Unlike the European Commission, the Competition Authority is authorised to impose fines on individuals for competition law violations.(1) The authority stated in 2010 that it would take account of companies picking up the tab for their employees' individual fines when deciding on a potential downward adjustment of the company's fine.(2) In October 2011 it warned that a company paying fines levied on individual employees could even result in an increase in the company's fine.(3) The Association of General Practitioners recently found out that the authority means business: its basic fine was increased by 5% because it had promised to pay the fines imposed on two of its officials (for further details please see "Trade associations should beware of their recommendations").

This appears to be the first time that a company's payment of fines levied on individuals has led to its own fine actually being increased.(4) In 2010 the authority stated that indemnification against fines levied on individuals amounts to "fine sponsoring", something which "law-abiding" companies should not do. In this context, it makes sense that a general indemnification against fines before any potential authority investigation being initiated might be regarded as giving employees 'carte blanche' to breach competition law.

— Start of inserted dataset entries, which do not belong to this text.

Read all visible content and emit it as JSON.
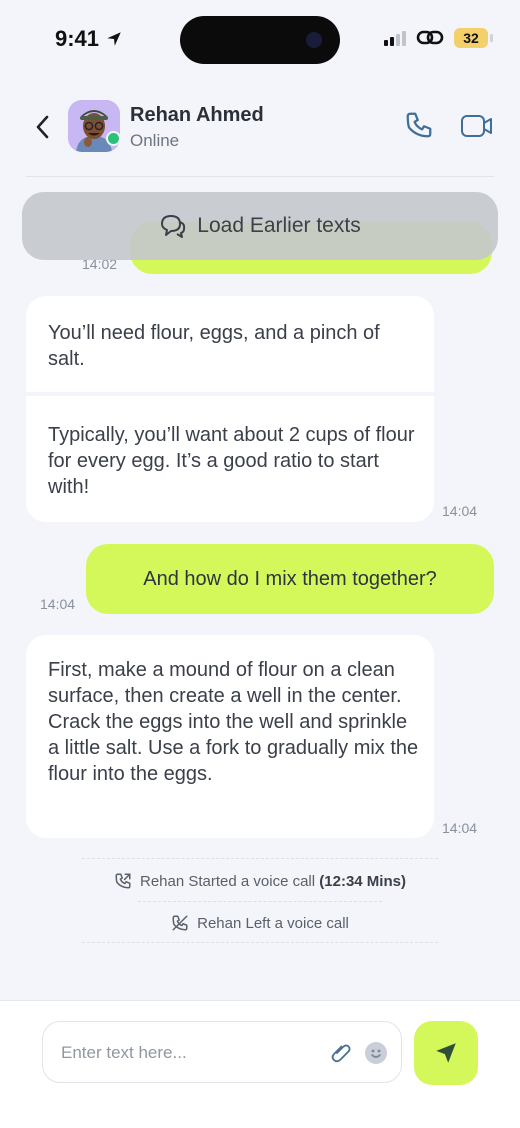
{
  "status_bar": {
    "time": "9:41",
    "battery": "32"
  },
  "header": {
    "contact_name": "Rehan Ahmed",
    "contact_status": "Online"
  },
  "load_earlier": {
    "label": "Load Earlier texts"
  },
  "messages": [
    {
      "direction": "out",
      "partial_time": "14:02"
    },
    {
      "direction": "in",
      "parts": [
        "You’ll need flour, eggs, and a pinch of salt.",
        "Typically, you’ll want about 2 cups of flour for every egg. It’s a good ratio to start with!"
      ],
      "time": "14:04"
    },
    {
      "direction": "out",
      "text": "And how do I mix them together?",
      "time": "14:04"
    },
    {
      "direction": "in",
      "text": "First, make a mound of flour on a clean surface, then create a well in the center. Crack the eggs into the well and sprinkle a little salt. Use a fork to gradually mix the flour into the eggs.",
      "time": "14:04"
    }
  ],
  "system_events": [
    {
      "text": "Rehan Started a voice call",
      "duration": "(12:34 Mins)",
      "icon": "phone-outgoing-icon"
    },
    {
      "text": "Rehan Left a voice call",
      "icon": "phone-off-icon"
    }
  ],
  "composer": {
    "placeholder": "Enter text here..."
  },
  "colors": {
    "accent": "#d4f85a",
    "background": "#f3f5fa",
    "online": "#2cc07b"
  }
}
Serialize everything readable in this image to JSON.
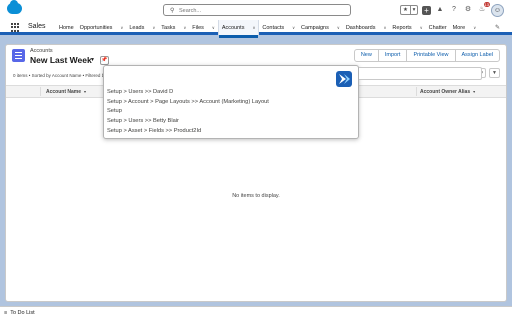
{
  "header": {
    "search_placeholder": "Search...",
    "notification_count": "13"
  },
  "nav": {
    "app_name": "Sales",
    "items": [
      {
        "label": "Home",
        "has_menu": false
      },
      {
        "label": "Opportunities",
        "has_menu": true
      },
      {
        "label": "Leads",
        "has_menu": true
      },
      {
        "label": "Tasks",
        "has_menu": true
      },
      {
        "label": "Files",
        "has_menu": true
      },
      {
        "label": "Accounts",
        "has_menu": true,
        "active": true
      },
      {
        "label": "Contacts",
        "has_menu": true
      },
      {
        "label": "Campaigns",
        "has_menu": true
      },
      {
        "label": "Dashboards",
        "has_menu": true
      },
      {
        "label": "Reports",
        "has_menu": true
      },
      {
        "label": "Chatter",
        "has_menu": false
      },
      {
        "label": "More",
        "has_menu": true
      }
    ]
  },
  "list_view": {
    "object_label": "Accounts",
    "view_name": "New Last Week",
    "subtitle": "0 items • Sorted by Account Name • Filtered by ...",
    "actions": [
      "New",
      "Import",
      "Printable View",
      "Assign Label"
    ],
    "columns": [
      {
        "label": "Account Name"
      },
      {
        "label": "Account Owner Alias"
      }
    ],
    "empty_message": "No items to display."
  },
  "popup": {
    "items": [
      "Setup > Users >> David D",
      "Setup > Account > Page Layouts >> Account (Marketing) Layout",
      "Setup",
      "Setup > Users >> Betty Blair",
      "Setup > Asset > Fields >> Product2Id"
    ]
  },
  "utility_bar": {
    "item_label": "To Do List"
  },
  "colors": {
    "brand_blue": "#0b5cab",
    "background": "#b0c4df",
    "object_icon": "#5867e8"
  }
}
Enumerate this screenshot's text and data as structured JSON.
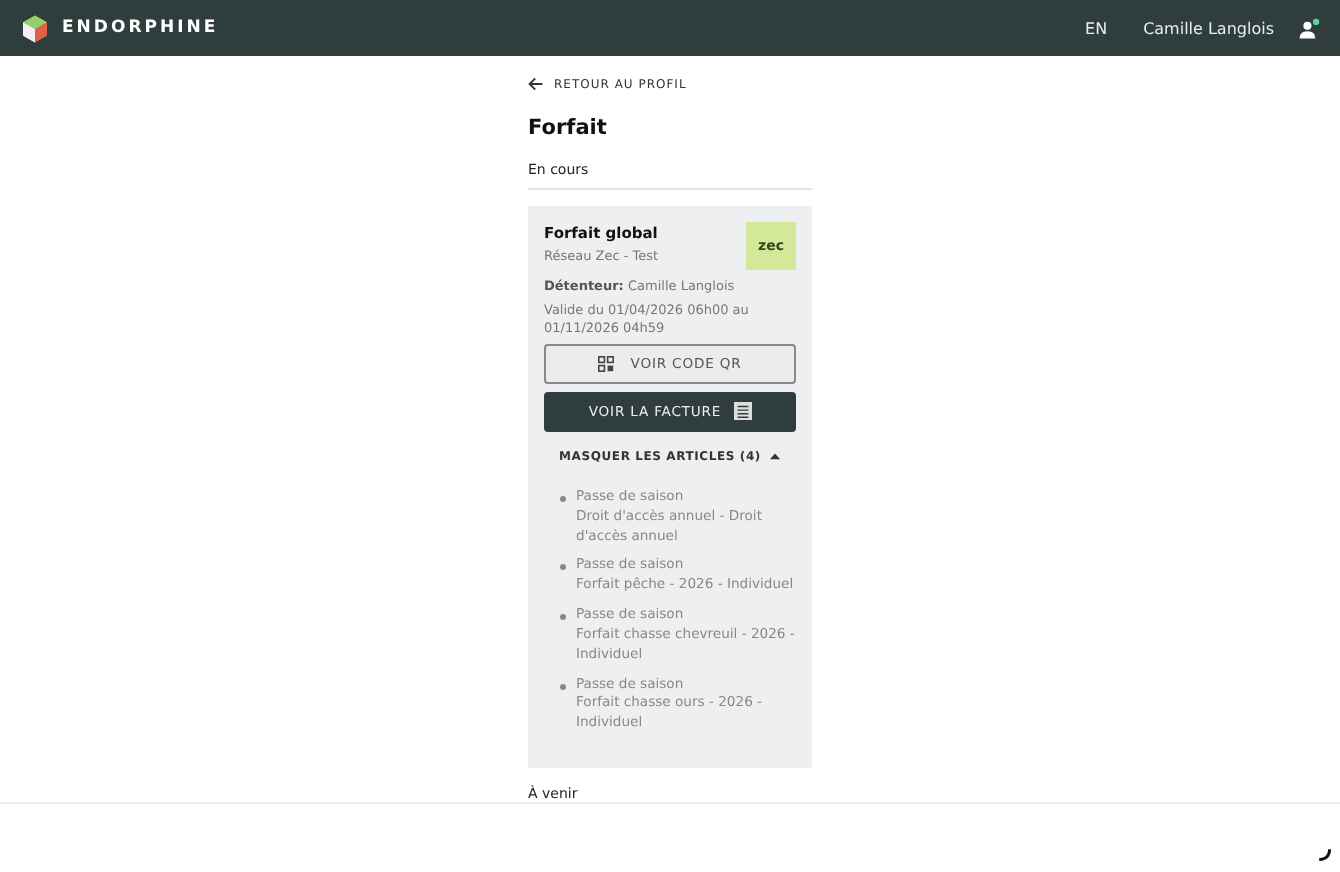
{
  "header": {
    "brand": "ENDORPHINE",
    "language": "EN",
    "user_name": "Camille Langlois",
    "notification": true
  },
  "back_link": "RETOUR AU PROFIL",
  "title": "Forfait",
  "current_section": "En cours",
  "card": {
    "name": "Forfait global",
    "network": "Réseau Zec - Test",
    "logo_text": "zec",
    "holder_label": "Détenteur:",
    "holder": "Camille Langlois",
    "validity": "Valide du 01/04/2026 06h00 au 01/11/2026 04h59",
    "qr_button": "VOIR CODE QR",
    "invoice_button": "VOIR LA FACTURE",
    "toggle": "MASQUER LES ARTICLES (4)",
    "expanded": true,
    "articles": [
      {
        "type": "Passe de saison",
        "description": "Droit d'accès annuel - Droit d'accès annuel"
      },
      {
        "type": "Passe de saison",
        "description": "Forfait pêche - 2026 - Individuel"
      },
      {
        "type": "Passe de saison",
        "description": "Forfait chasse chevreuil - 2026 - Individuel"
      },
      {
        "type": "Passe de saison",
        "description": "Forfait chasse ours - 2026 - Individuel"
      }
    ]
  },
  "upcoming_section": "À venir"
}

Companies should, however, be aware that the authority does not seem to distinguish between general indemnifications against authority fines and indemnifications given during an authority investigation: even though the association decided during the authority's ongoing investigation that it would pay any fines imposed on individuals, its own fine was subsequently increased.

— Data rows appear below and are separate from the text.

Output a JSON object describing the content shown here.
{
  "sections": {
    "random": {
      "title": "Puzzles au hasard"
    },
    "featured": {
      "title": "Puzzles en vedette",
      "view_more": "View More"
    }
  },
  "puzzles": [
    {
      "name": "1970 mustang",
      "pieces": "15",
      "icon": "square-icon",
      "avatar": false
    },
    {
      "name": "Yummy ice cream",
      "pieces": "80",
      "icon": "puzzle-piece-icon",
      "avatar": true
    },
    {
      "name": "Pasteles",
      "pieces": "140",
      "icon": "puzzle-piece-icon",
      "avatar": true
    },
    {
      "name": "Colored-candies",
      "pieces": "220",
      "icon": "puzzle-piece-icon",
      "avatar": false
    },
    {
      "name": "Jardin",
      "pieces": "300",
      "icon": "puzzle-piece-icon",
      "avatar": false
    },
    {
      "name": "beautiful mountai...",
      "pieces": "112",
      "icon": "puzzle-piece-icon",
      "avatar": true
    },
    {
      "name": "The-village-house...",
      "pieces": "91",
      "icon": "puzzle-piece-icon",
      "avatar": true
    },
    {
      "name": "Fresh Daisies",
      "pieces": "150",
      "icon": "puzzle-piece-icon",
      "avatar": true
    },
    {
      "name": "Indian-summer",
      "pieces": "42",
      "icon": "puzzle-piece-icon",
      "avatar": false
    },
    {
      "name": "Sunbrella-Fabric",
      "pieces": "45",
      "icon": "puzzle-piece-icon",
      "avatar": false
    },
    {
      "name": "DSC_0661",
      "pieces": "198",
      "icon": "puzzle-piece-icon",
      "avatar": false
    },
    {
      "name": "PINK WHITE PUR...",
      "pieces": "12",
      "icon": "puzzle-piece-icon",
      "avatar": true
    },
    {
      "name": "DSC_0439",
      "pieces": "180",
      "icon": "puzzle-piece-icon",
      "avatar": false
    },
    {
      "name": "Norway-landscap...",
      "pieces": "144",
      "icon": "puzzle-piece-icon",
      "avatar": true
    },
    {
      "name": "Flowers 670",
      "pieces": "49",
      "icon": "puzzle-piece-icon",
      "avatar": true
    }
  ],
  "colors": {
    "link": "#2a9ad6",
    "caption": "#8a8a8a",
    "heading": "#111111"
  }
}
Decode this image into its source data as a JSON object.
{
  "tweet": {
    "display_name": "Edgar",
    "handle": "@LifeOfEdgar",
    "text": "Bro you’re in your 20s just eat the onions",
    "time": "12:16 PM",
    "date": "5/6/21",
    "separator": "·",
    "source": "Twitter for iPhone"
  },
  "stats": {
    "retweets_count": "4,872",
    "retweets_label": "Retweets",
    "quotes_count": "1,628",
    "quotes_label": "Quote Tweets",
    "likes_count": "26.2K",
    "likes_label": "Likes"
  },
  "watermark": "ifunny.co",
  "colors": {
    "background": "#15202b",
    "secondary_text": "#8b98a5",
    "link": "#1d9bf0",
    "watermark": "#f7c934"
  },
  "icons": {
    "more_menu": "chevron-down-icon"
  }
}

Companies should also beware of including authority fines in directors' and officers' liability insurance. According to the authority, it would be against the social responsibility laid down in the Association of Insurers' code of conduct for insurance companies to insure authority fines. This has not yet been tested, however.

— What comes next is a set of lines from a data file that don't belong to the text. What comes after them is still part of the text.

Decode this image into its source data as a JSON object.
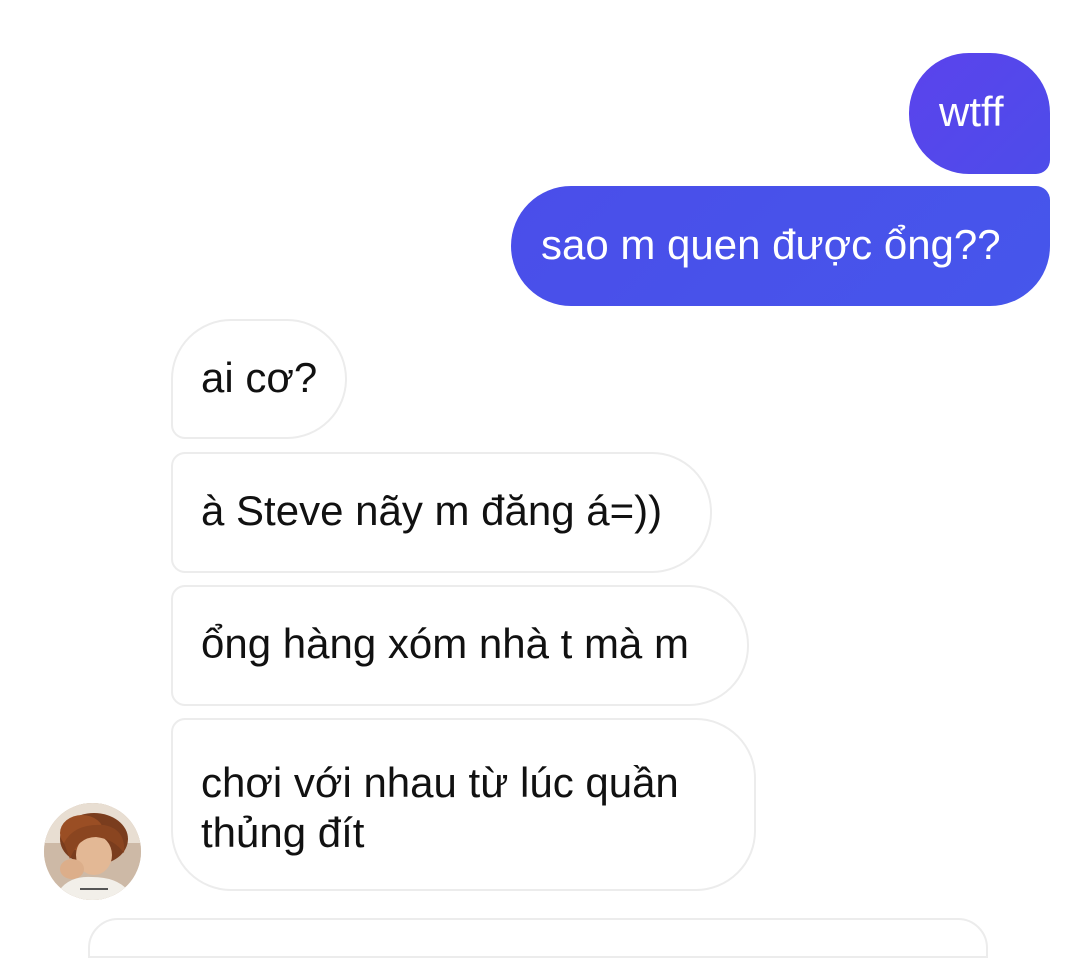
{
  "conversation": {
    "messages": [
      {
        "direction": "sent",
        "text": "wtff"
      },
      {
        "direction": "sent",
        "text": "sao m quen được ổng??"
      },
      {
        "direction": "received",
        "text": "ai cơ?"
      },
      {
        "direction": "received",
        "text": "à Steve nãy m đăng á=))"
      },
      {
        "direction": "received",
        "text": "ổng hàng xóm nhà t mà m"
      },
      {
        "direction": "received",
        "text": "chơi với nhau từ lúc quần thủng đít"
      }
    ]
  },
  "colors": {
    "sent_bubble": "#4d4cea",
    "received_border": "#ececec",
    "background": "#ffffff"
  }
}
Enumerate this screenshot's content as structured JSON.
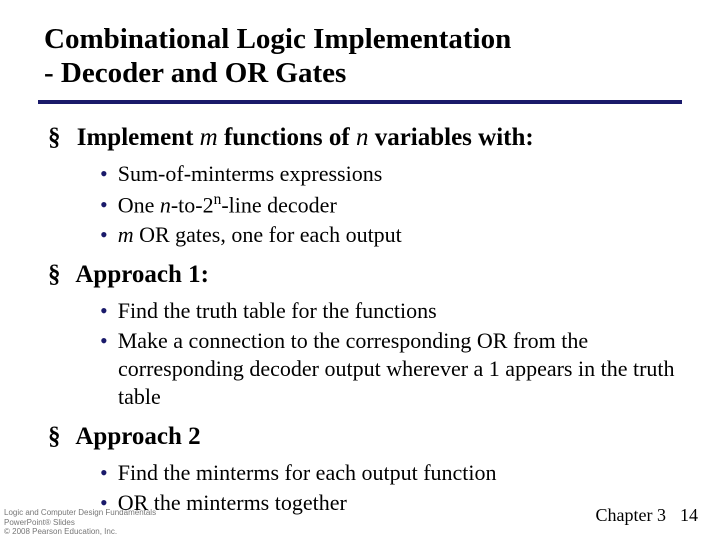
{
  "title_line1": "Combinational Logic Implementation",
  "title_line2": "- Decoder and OR Gates",
  "sections": [
    {
      "heading_pre": "Implement ",
      "heading_m": "m",
      "heading_mid": " functions of ",
      "heading_n": "n",
      "heading_post": " variables with:",
      "items": [
        {
          "text": "Sum-of-minterms expressions"
        },
        {
          "pre": "One ",
          "it1": "n",
          "mid": "-to-2",
          "sup": "n",
          "post": "-line decoder"
        },
        {
          "it1": "m",
          "post": " OR gates, one for each output"
        }
      ]
    },
    {
      "heading": "Approach 1:",
      "items": [
        {
          "text": "Find the truth table for the functions"
        },
        {
          "text": "Make a connection to the corresponding OR from the corresponding decoder output wherever a 1 appears in the truth table"
        }
      ]
    },
    {
      "heading": "Approach 2",
      "items": [
        {
          "text": "Find the minterms for each output function"
        },
        {
          "text": "OR the minterms together"
        }
      ]
    }
  ],
  "footer": {
    "line1": "Logic and Computer Design Fundamentals",
    "line2": "PowerPoint® Slides",
    "line3": "© 2008 Pearson Education, Inc.",
    "chapter": "Chapter 3",
    "page": "14"
  }
}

For further information on this topic please contact Jolling De Pree or Erik H Pijnacker Hordijk at De Brauw Blackstone Westbroek by telephone (+31 70 328 53 28), fax (+31 70 328 53 25) or email (jolling.depree@debrauw.com or erik.pijnackerhordijk@debrauw.com).

Endnotes

(1) EU Regulation 1/2003 (OJ 2003, L1/1) does not authorise the European Commission to impose fines on individuals. The commission can interview individuals who consent to be interviewed on
the basis of Article 19 of EU Regulation 1/2003. Under Article 20(2)(e) of the regulation, the commission is empowered to ask individuals to explain facts or documents relating to the subject matter and purpose of a dawn raid. It is only in such event that the commission can impose a fine on the undertaking for failure by an individual to respond to a question.

(2) See the speech by Pieter Kalbfleisch of October 7 2010, "Ontwikkelingen Mededingingsrecht 2010".

(3) See the speech by Henk Don of October 6 2011, "Ontwikkelingen Mededingingsrecht".

(4) In 2010 the authority imposed fines on eight executives, whereas in 2011 the authority imposed fines on two individuals.